    Vinylester isn't chemically related at all to epoxy, though some elements of the epoxy molecule are incorporated into it, Tunnels. Typically epoxy is diglycidol Ether of Bisphenyl A, while vinylester is still a peroxide cured polyester resin system. The epoxy "pieces" added to the polyester molecule "backbone", increase stiffness and water proofness, though much better the polyester, has only 25% of the secondary bond strength of a real epoxy (typical vinylesters are 450 - 500 PSI, while epoxy is 1,800 - 2,000 PSI). Couple this with mixing sensitivity,, good quality vinylesters costing nearly as much as epoxy, especially after you count the solvents necessary to "keep up" with it, material handling difficulties, high VOC's (styrene) and difficult environmental concerns in regard to humidity and temperatures when applied (hell, sometimes the stuff can't kick!), make vinylester a poor choice for the novice laminater, not to mention the back yard builder or repair.

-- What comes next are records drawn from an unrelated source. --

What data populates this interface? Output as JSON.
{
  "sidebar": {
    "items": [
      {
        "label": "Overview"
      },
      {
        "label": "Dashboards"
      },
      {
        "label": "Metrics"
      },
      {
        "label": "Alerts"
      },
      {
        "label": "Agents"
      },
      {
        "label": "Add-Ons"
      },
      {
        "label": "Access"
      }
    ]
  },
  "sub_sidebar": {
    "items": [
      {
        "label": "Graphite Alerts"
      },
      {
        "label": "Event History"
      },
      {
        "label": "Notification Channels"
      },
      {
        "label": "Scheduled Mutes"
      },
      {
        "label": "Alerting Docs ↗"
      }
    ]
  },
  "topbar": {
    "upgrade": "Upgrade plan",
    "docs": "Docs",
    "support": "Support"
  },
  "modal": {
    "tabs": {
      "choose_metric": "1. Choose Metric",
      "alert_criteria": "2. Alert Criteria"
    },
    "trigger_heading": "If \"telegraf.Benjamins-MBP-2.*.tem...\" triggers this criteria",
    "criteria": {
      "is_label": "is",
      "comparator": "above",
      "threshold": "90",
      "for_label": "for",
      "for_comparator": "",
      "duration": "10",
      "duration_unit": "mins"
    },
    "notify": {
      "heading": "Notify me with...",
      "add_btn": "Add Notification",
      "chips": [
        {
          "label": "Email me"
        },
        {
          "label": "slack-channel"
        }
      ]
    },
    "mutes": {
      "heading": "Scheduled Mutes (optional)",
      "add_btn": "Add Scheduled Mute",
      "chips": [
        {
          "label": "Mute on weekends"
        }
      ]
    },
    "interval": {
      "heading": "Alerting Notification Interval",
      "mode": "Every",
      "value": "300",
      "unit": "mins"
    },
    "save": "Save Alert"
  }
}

    Vinylester is a huge step in the right direction with the polyester resin family, but still not really much of a comparison to real epoxy, particularity for a novice, especially if you're looking to get maximum strength to weight ratios with a minimum of materials.
     

  15. tunnels

    tunnels Previous Member

    West system , and any other brand you can name . it all smells horrible !!!. :)
     
Loading...
Similar Threads
  1. fiberglass newbie
    Replies:
    3
    Views:
    939
  2. David Melling
    Replies:
    3
    Views:
    706
  3. BrettinVA
    Replies:
    3
    Views:
    1,621
  4. bodicotom
    Replies:
    2
    Views:
    1,683
  5. catsketcher
    Replies:
    5
    Views:
    1,712
  6. patrick99
    Replies:
    1
    Views:
    1,338
  7. powerabout
    Replies:
    8
    Views:
    2,670
  8. stephendehong
    Replies:
    2
    Views:
    2,125
  9. PickNasty
    Replies:
    17
    Views:
    487
  10. First Boat
    Replies:
    8
    Views:
    481
Forum posts represent the experience, opinion, and view of individual users. Boat Design Net does not necessarily endorse nor share the view of each individual post.
When making potentially dangerous or financial decisions, always employ and consult appropriate professionals. Your circumstances or experience may be different.